- Fixed-Rate: A fixed-rate mortgage is one that has a set rate that will not change over the life of the loan. If you don’t want to deal with unpredictable fluctuations in your mortgage payments, then this could be a good option. You’ll get locked in at one specific rate and stay there until the loan is paid off. The potential downside of this is that the rate may be a little high at the start because it’s going to stay at this rate for the entire term.
- Adjustable-Rate: An adjustable-rate mortgage is a loan with an interest rate that can change over time. Typically, you’ll have an introductory rate that will be locked in for a specific term, and then when that term ends, the rate will be recalculated. Your introductory rate will likely be lower than what you would pay for a fixed rate. The trade-off is that after that fixed term has ended, the rate could potentially increase. This could be a good option if you’re planning to pay off your mortgage quickly before the rate changes, or if you think rates will be better in the future.

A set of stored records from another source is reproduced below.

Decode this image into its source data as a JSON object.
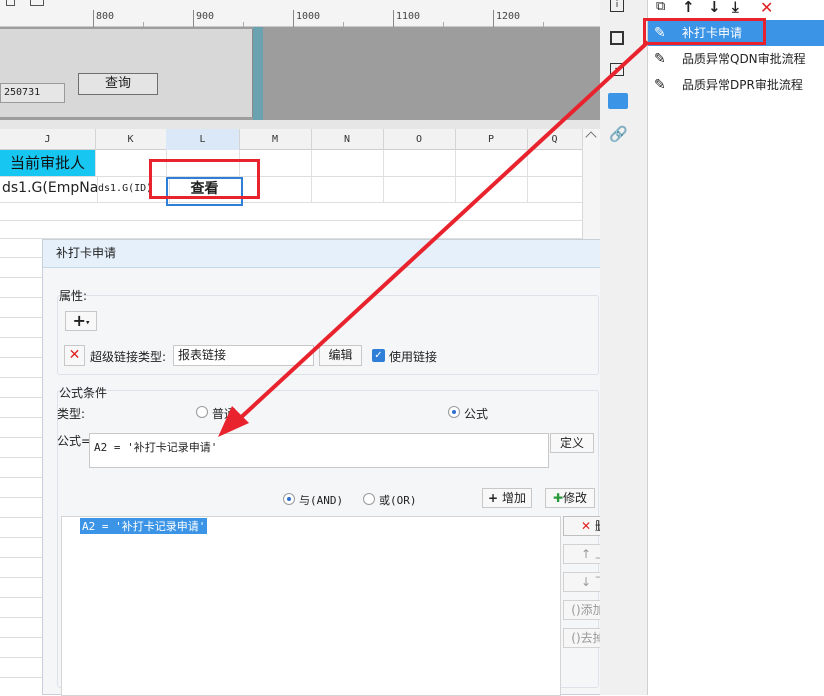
{
  "ruler": {
    "ticks": [
      "800",
      "900",
      "1000",
      "1100",
      "1200"
    ]
  },
  "preview": {
    "date_value": "250731",
    "query_label": "查询"
  },
  "grid": {
    "columns": [
      "J",
      "K",
      "L",
      "M",
      "N",
      "O",
      "P",
      "Q"
    ],
    "selected_column": "L",
    "row1": {
      "approver_header": "当前审批人"
    },
    "row2": {
      "empname_formula": "ds1.G(EmpNa",
      "id_formula": "ds1.G(ID)",
      "view_label": "查看"
    }
  },
  "dialog": {
    "title": "补打卡申请",
    "properties_label": "属性:",
    "hyperlink_type_label": "超级链接类型:",
    "hyperlink_type_value": "报表链接",
    "edit_label": "编辑",
    "use_link_label": "使用链接",
    "use_link_checked": true,
    "formula_section_label": "公式条件",
    "type_label": "类型:",
    "type_normal_label": "普通",
    "type_formula_label": "公式",
    "type_selected": "formula",
    "formula_label": "公式=",
    "formula_value": "A2 = '补打卡记录申请'",
    "define_label": "定义",
    "and_label": "与(AND)",
    "or_label": "或(OR)",
    "logic_selected": "AND",
    "add_label": "增加",
    "modify_label": "修改",
    "conditions": [
      "A2 = '补打卡记录申请'"
    ],
    "delete_label": "删除",
    "move_up_label": "上移",
    "move_down_label": "下移",
    "add_bracket_label": "添加括号",
    "remove_bracket_label": "去掉括号"
  },
  "right_panel": {
    "items": [
      "补打卡申请",
      "品质异常QDN审批流程",
      "品质异常DPR审批流程"
    ],
    "selected_index": 0
  },
  "colors": {
    "accent_blue": "#3c94e6",
    "highlight_red": "#e8232e",
    "cyan_header": "#18c6f2"
  },
  "icons": [
    "copy-icon",
    "arrow-up-icon",
    "arrow-down-icon",
    "move-bottom-icon",
    "delete-x-icon",
    "pencil-icon",
    "info-icon",
    "square-icon",
    "dropdown-box-icon",
    "form-icon",
    "link-icon",
    "plus-icon",
    "check-icon"
  ]
}
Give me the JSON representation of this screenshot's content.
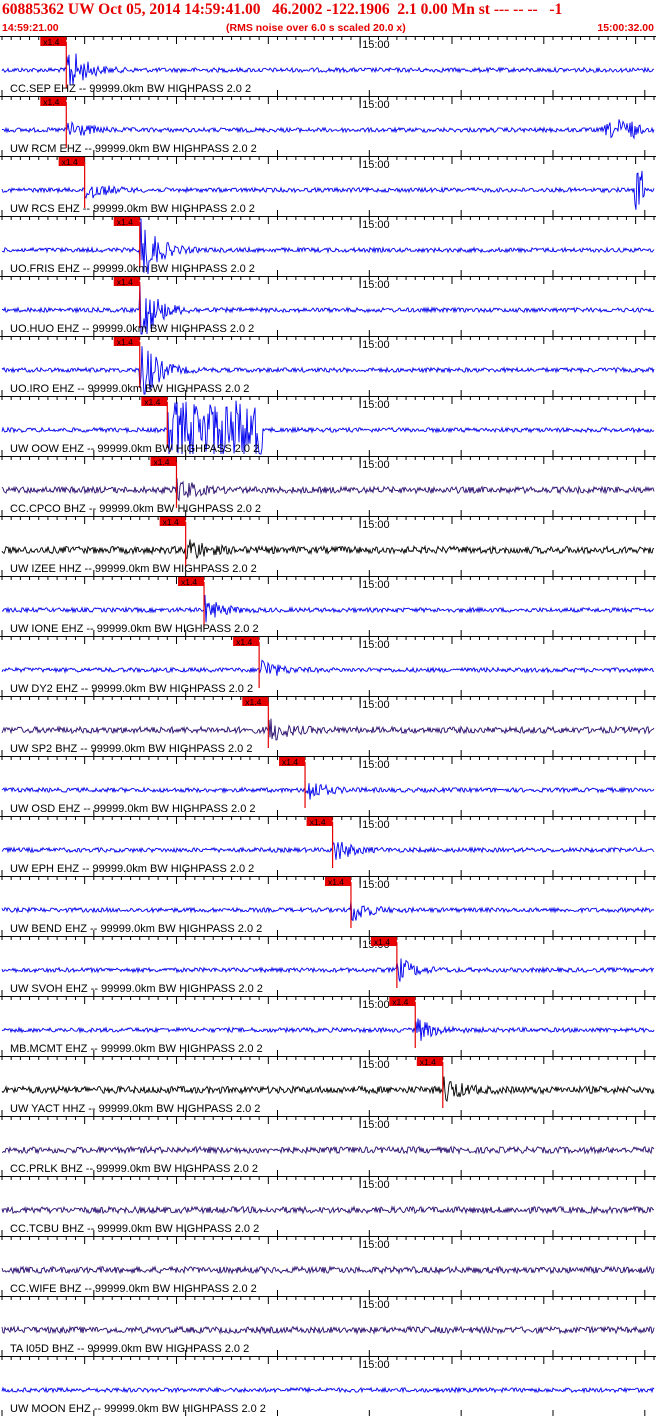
{
  "header": {
    "title": "60885362 UW Oct 05, 2014 14:59:41.00   46.2002 -122.1906  2.1 0.00 Mn st --- -- --   -1",
    "start_time": "14:59:21.00",
    "noise_note": "(RMS noise over 6.0 s scaled 20.0 x)",
    "end_time": "15:00:32.00"
  },
  "time_marker_label": "15:00",
  "pick_label": "x1.4",
  "colors": {
    "header": "#e60000",
    "blue": "#0000ee",
    "black": "#000000",
    "purple": "#2a0e6e",
    "pick": "#e60000"
  },
  "traces": [
    {
      "label": "CC.SEP EHZ -- 99999.0km BW  HIGHPASS  2.0  2",
      "color": "blue",
      "pick_time": "14:59:28.00",
      "note": "emergent large onset"
    },
    {
      "label": "UW RCM EHZ -- 99999.0km BW  HIGHPASS  2.0  2",
      "color": "blue",
      "pick_time": "14:59:28.00",
      "note": "burst near end"
    },
    {
      "label": "UW RCS EHZ -- 99999.0km BW  HIGHPASS  2.0  2",
      "color": "blue",
      "pick_time": "14:59:30.00",
      "note": "spike near end"
    },
    {
      "label": "UO.FRIS EHZ -- 99999.0km BW  HIGHPASS  2.0  2",
      "color": "blue",
      "pick_time": "14:59:36.00",
      "note": "clipped"
    },
    {
      "label": "UO.HUO EHZ -- 99999.0km BW  HIGHPASS  2.0  2",
      "color": "blue",
      "pick_time": "14:59:36.00",
      "note": "clipped"
    },
    {
      "label": "UO.IRO EHZ -- 99999.0km BW  HIGHPASS  2.0  2",
      "color": "blue",
      "pick_time": "14:59:36.00",
      "note": "clipped"
    },
    {
      "label": "UW OOW EHZ -- 99999.0km BW  HIGHPASS  2.0  2",
      "color": "blue",
      "pick_time": "14:59:39.00",
      "note": "saturated"
    },
    {
      "label": "CC.CPCO BHZ -- 99999.0km BW  HIGHPASS  2.0  2",
      "color": "purple",
      "pick_time": "14:59:40.00",
      "note": ""
    },
    {
      "label": "UW IZEE HHZ -- 99999.0km BW  HIGHPASS  2.0  2",
      "color": "black",
      "pick_time": "14:59:41.00",
      "note": ""
    },
    {
      "label": "UW IONE EHZ -- 99999.0km BW  HIGHPASS  2.0  2",
      "color": "blue",
      "pick_time": "14:59:43.00",
      "note": ""
    },
    {
      "label": "UW DY2 EHZ -- 99999.0km BW  HIGHPASS  2.0  2",
      "color": "blue",
      "pick_time": "14:59:49.00",
      "note": ""
    },
    {
      "label": "UW SP2 BHZ -- 99999.0km BW  HIGHPASS  2.0  2",
      "color": "purple",
      "pick_time": "14:59:50.00",
      "note": ""
    },
    {
      "label": "UW OSD EHZ -- 99999.0km BW  HIGHPASS  2.0  2",
      "color": "blue",
      "pick_time": "14:59:54.00",
      "note": ""
    },
    {
      "label": "UW EPH EHZ -- 99999.0km BW  HIGHPASS  2.0  2",
      "color": "blue",
      "pick_time": "14:59:57.00",
      "note": ""
    },
    {
      "label": "UW BEND EHZ -- 99999.0km BW  HIGHPASS  2.0  2",
      "color": "blue",
      "pick_time": "14:59:59.00",
      "note": ""
    },
    {
      "label": "UW SVOH EHZ -- 99999.0km BW  HIGHPASS  2.0  2",
      "color": "blue",
      "pick_time": "15:00:04.00",
      "note": ""
    },
    {
      "label": "MB.MCMT EHZ -- 99999.0km BW  HIGHPASS  2.0  2",
      "color": "blue",
      "pick_time": "15:00:06.00",
      "note": ""
    },
    {
      "label": "UW YACT HHZ -- 99999.0km BW  HIGHPASS  2.0  2",
      "color": "black",
      "pick_time": "15:00:09.00",
      "note": ""
    },
    {
      "label": "CC.PRLK BHZ -- 99999.0km BW  HIGHPASS  2.0  2",
      "color": "purple",
      "pick_time": "",
      "note": ""
    },
    {
      "label": "CC.TCBU BHZ -- 99999.0km BW  HIGHPASS  2.0  2",
      "color": "purple",
      "pick_time": "",
      "note": ""
    },
    {
      "label": "CC.WIFE BHZ -- 99999.0km BW  HIGHPASS  2.0  2",
      "color": "purple",
      "pick_time": "",
      "note": ""
    },
    {
      "label": "TA I05D BHZ -- 99999.0km BW  HIGHPASS  2.0  2",
      "color": "purple",
      "pick_time": "",
      "note": ""
    },
    {
      "label": "UW MOON EHZ -- 99999.0km BW  HIGHPASS  2.0  2",
      "color": "blue",
      "pick_time": "",
      "note": ""
    }
  ]
}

Make Sure You Know Your Credit Situation
Once you’re familiar with the types of loans available and how you might finance them, you’ll want to know your credit score before proceeding any further. The lender you go to is going to look at your credit score to determine how much they’re willing to loan you, the terms of the loan, and even whether or not you qualify for a loan at all.
Knowing your credit score will help you anticipate what types of loans and terms will be offered to you. If you know you have a high score, then it’s more likely that you’ll be able to negotiate for the loan you want. However, if your score is too low, you may want to work on it. To approach this as thoroughly as possible, consider familiarizing yourself with your credit score 4 to 6 months ahead of time. This way, if you recognize any problems with your credit rating, you have some time to work on improving it.
When you’re ready to get a mortgage, be as picky as you can be. Just like you wouldn’t buy the first car you saw on a used car lot without considering any others, you shouldn’t pick the first mortgage you happen to find. Compare lenders to see who’s going to offer you the best rates. There are several potential lenders out there, and some are much larger and older than others with a proven history. It’s always a good idea to check reviews online. You can also consider hiring a mortgage broker to help you with this part of the process.
Negotiate Your Best Deal
When you feel confident that you’ve found the right lender, know that they are required to give you a loan estimate after you apply. The loan estimate should include estimated interest rates, monthly expenses, and closing costs. Once you’ve been provided an estimate, you may be able to negotiate for better terms. For instance, if you have a significant amount of money to use as a down payment or if you have exceptional credit, you may be able to negotiate for better rates or reduced fees.
The Bottom Line
Getting a mortgage is a big step for everyone to take in their life. Homeownership represents the biggest purchase that many of us will ever make. So, it certainly requires consideration and planning. Knowing the ins and outs of how mortgages work and understanding all the financial terms can go a long way. When you have all the background information you need ahead of time, you’ll find that the process is much easier.